Pro-angiogenic cytokines and their role in tumor angiogenesis

Cancer Metastasis Rev. 2006 Sep;25(3):373-85. doi: 10.1007/s10555-006-9011-5.


The development of solid tumors depends upon an adequate supply of blood. This can be achieved by way of co-option of preexisting blood vessels and by the induction of angiogenesis. During the past 30 years, tumor angiogenesis had been found to play a crucial role in the progression of solid tumors.
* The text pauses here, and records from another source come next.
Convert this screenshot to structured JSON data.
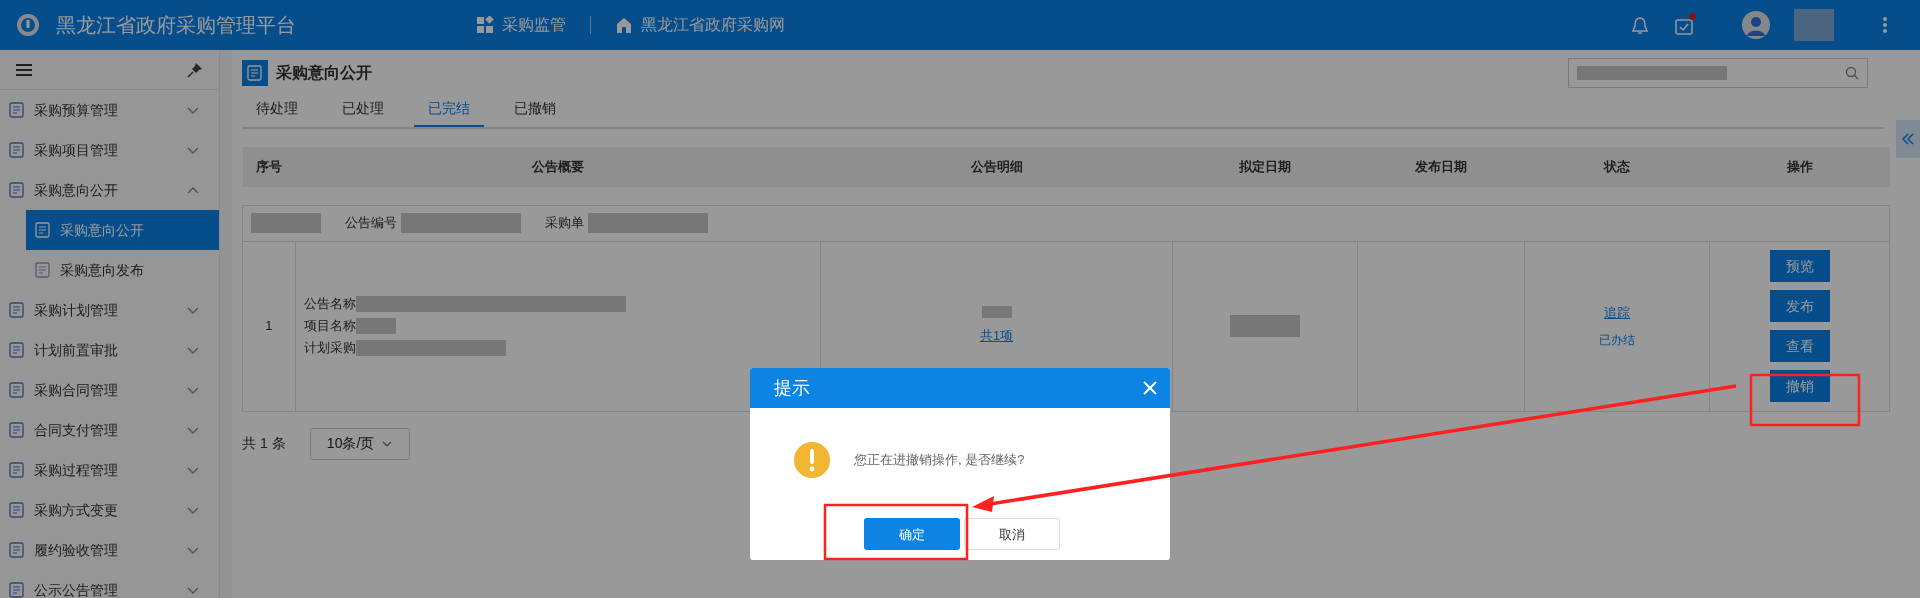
{
  "header": {
    "title": "黑龙江省政府采购管理平台",
    "nav": [
      {
        "label": "采购监管",
        "kind": "grid"
      },
      {
        "label": "黑龙江省政府采购网",
        "kind": "home"
      }
    ],
    "tasks_unread": true
  },
  "sidebar": {
    "items": [
      {
        "label": "采购预算管理",
        "expanded": false
      },
      {
        "label": "采购项目管理",
        "expanded": false
      },
      {
        "label": "采购意向公开",
        "expanded": true,
        "children": [
          {
            "label": "采购意向公开",
            "selected": true
          },
          {
            "label": "采购意向发布",
            "selected": false
          }
        ]
      },
      {
        "label": "采购计划管理",
        "expanded": false
      },
      {
        "label": "计划前置审批",
        "expanded": false
      },
      {
        "label": "采购合同管理",
        "expanded": false
      },
      {
        "label": "合同支付管理",
        "expanded": false
      },
      {
        "label": "采购过程管理",
        "expanded": false
      },
      {
        "label": "采购方式变更",
        "expanded": false
      },
      {
        "label": "履约验收管理",
        "expanded": false
      },
      {
        "label": "公示公告管理",
        "expanded": false
      }
    ]
  },
  "page": {
    "title": "采购意向公开",
    "tabs": [
      {
        "label": "待处理",
        "selected": false
      },
      {
        "label": "已处理",
        "selected": false
      },
      {
        "label": "已完结",
        "selected": true
      },
      {
        "label": "已撤销",
        "selected": false
      }
    ],
    "table": {
      "columns": [
        "序号",
        "公告概要",
        "公告明细",
        "拟定日期",
        "发布日期",
        "状态",
        "操作"
      ],
      "rows": [
        {
          "group_labels": [
            "公告编号",
            "采购单"
          ],
          "index": "1",
          "summary_labels": [
            "公告名称",
            "项目名称",
            "计划采购"
          ],
          "detail_link": "共1项",
          "status_link": "追踪",
          "status": "已办结",
          "actions": [
            "预览",
            "发布",
            "查看",
            "撤销"
          ]
        }
      ]
    },
    "pagination": {
      "total": "共 1 条",
      "page_size": "10条/页"
    }
  },
  "dialog": {
    "title": "提示",
    "message": "您正在进撤销操作, 是否继续?",
    "confirm": "确定",
    "cancel": "取消"
  }
}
Tumor angiogenesis was found to be induced by a variety of pro-angiogenic cytokines of which the best characterized is vascular endothelial growth factor (VEGF). Indeed, the first FDA approved anti-angiogenic drug for the treatment of cancer is Avastin, a neutralizing antibody directed against VEGF. This review focuses on cytokines which have been reported to induce tumor angiogenesis.

Publication types
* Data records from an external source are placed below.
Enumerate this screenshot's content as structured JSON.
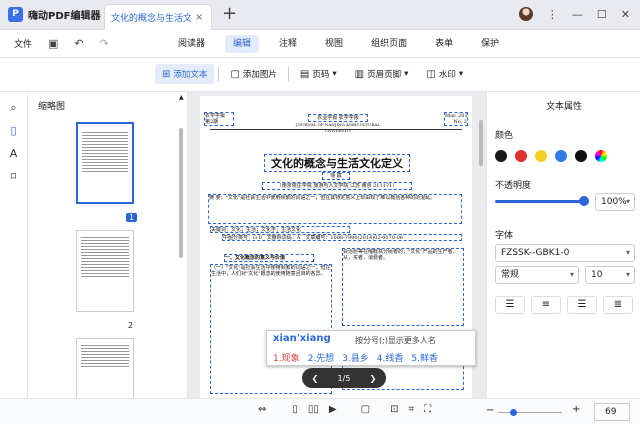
{
  "app": {
    "name": "嗨动PDF编辑器"
  },
  "tab": {
    "title": "文化的概念与生活文化...",
    "close": "×",
    "new": "+"
  },
  "window": {
    "menu": "⋮",
    "min": "—",
    "max": "☐",
    "close": "✕"
  },
  "menubar": {
    "file": "文件",
    "tabs": [
      "阅读器",
      "编辑",
      "注释",
      "视图",
      "组织页面",
      "表单",
      "保护"
    ],
    "active": "编辑"
  },
  "toolbar": {
    "add_text": "添加文本",
    "add_image": "添加图片",
    "page_label": "页码",
    "header_footer": "页眉页脚",
    "watermark": "水印"
  },
  "thumbs": {
    "header": "缩略图",
    "page1": "1",
    "page2": "2"
  },
  "document": {
    "box_left": "农学学报\n第2期",
    "box_center": "农业学报 农学学报",
    "journal": "JOURNAL OF NANJING AGRICULTURAL UNIVERSITY",
    "date": "Mar. 2014\nNo. 2",
    "title": "文化的概念与生活文化定义",
    "author": "徐 斌",
    "affil": "（南京晓庄学院 旅游与人文学院 江苏 南京 211171）",
    "abstract": "摘 要：\"文化\"是社会生活中使用频繁的词语之一，但在其特定意义上却由现了难以概括各种的的混乱。",
    "keywords": "关键词：文化；生活；文化学；生活文化",
    "clc": "中图分类号：G 0　文献标识码：A　文章编号：1008-7990(2014)02-0070-06",
    "section": "一、文化概念的意义与价值",
    "left_col": "（一）\"文化\"是社会生活中使用频繁的词语之一，但在生活中，人们对\"文化\"概念的使用随意且目的各异。",
    "right_col": "会治愈等在缩概高分民者的，\"文化\"产品的生产者、从，买者，消费者。",
    "section2": "（二）内涵：从不同的角度进行\"文化\"的研究"
  },
  "ime": {
    "pinyin": "xian'xiang",
    "hint": "按分号(;)显示更多人名",
    "candidates": [
      "1.现象",
      "2.先想",
      "3.县乡",
      "4.线香",
      "5.鲜香"
    ]
  },
  "pager": {
    "prev": "❮",
    "label": "1/5",
    "next": "❯"
  },
  "props": {
    "title": "文本属性",
    "color_label": "颜色",
    "colors": [
      "#1a1a1a",
      "#e03131",
      "#f5d020",
      "#2f7be6",
      "#111111"
    ],
    "opacity_label": "不透明度",
    "opacity": "100%",
    "font_label": "字体",
    "font": "FZSSK--GBK1-0",
    "style": "常规",
    "size": "10"
  },
  "status": {
    "zoom": "69"
  }
}
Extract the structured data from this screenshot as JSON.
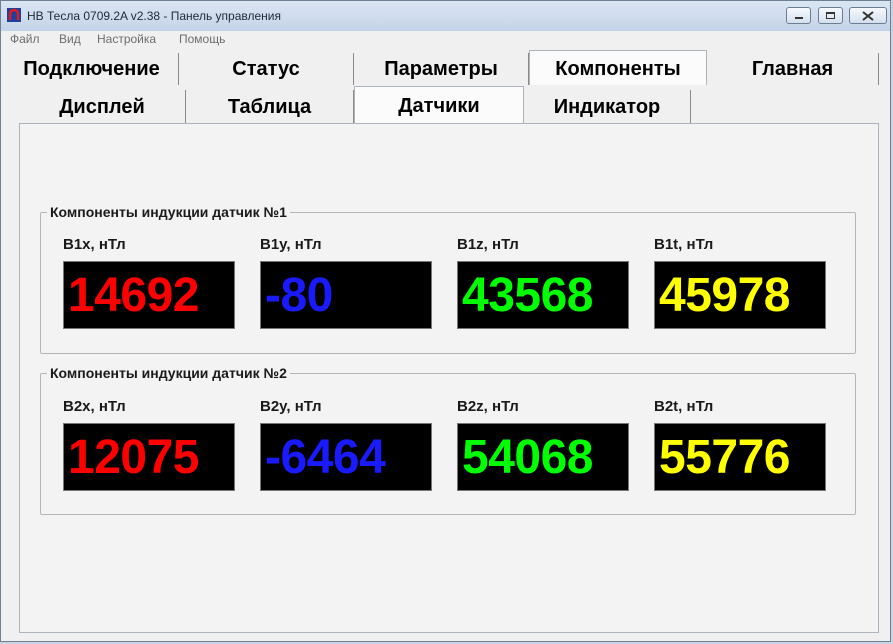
{
  "window": {
    "title": "HB Тесла 0709.2A v2.38 - Панель управления"
  },
  "menu": [
    "Файл",
    "Вид",
    "Настройка",
    "Помощь"
  ],
  "main_tabs": [
    {
      "label": "Подключение"
    },
    {
      "label": "Статус"
    },
    {
      "label": "Параметры"
    },
    {
      "label": "Компоненты",
      "active": true
    },
    {
      "label": "Главная"
    }
  ],
  "sub_tabs": [
    {
      "label": "Дисплей"
    },
    {
      "label": "Таблица"
    },
    {
      "label": "Датчики",
      "active": true
    },
    {
      "label": "Индикатор"
    }
  ],
  "colors": {
    "x": "#ff0000",
    "y": "#1a1aff",
    "z": "#00ff00",
    "t": "#ffff00",
    "lcd_bg": "#000000"
  },
  "groups": [
    {
      "title": "Компоненты индукции датчик №1",
      "readouts": [
        {
          "label": "B1x, нТл",
          "value": "14692"
        },
        {
          "label": "B1y, нТл",
          "value": "-80"
        },
        {
          "label": "B1z, нТл",
          "value": "43568"
        },
        {
          "label": "B1t, нТл",
          "value": "45978"
        }
      ]
    },
    {
      "title": "Компоненты индукции датчик №2",
      "readouts": [
        {
          "label": "B2x, нТл",
          "value": "12075"
        },
        {
          "label": "B2y, нТл",
          "value": "-6464"
        },
        {
          "label": "B2z, нТл",
          "value": "54068"
        },
        {
          "label": "B2t, нТл",
          "value": "55776"
        }
      ]
    }
  ]
}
  • Research Support, Non-U.S. Gov't
  • Review

MeSH terms

  • Cytokines / physiology*
  • Humans
  • Intercellular Signaling Peptides and Proteins / physiology
  • Neoplasms / blood supply*
  • Neovascularization, Pathologic / etiology*
  • Vascular Endothelial Growth Factors / physiology*


  • Cytokines
  • Intercellular Signaling Peptides and Proteins
  • Vascular Endothelial Growth Factors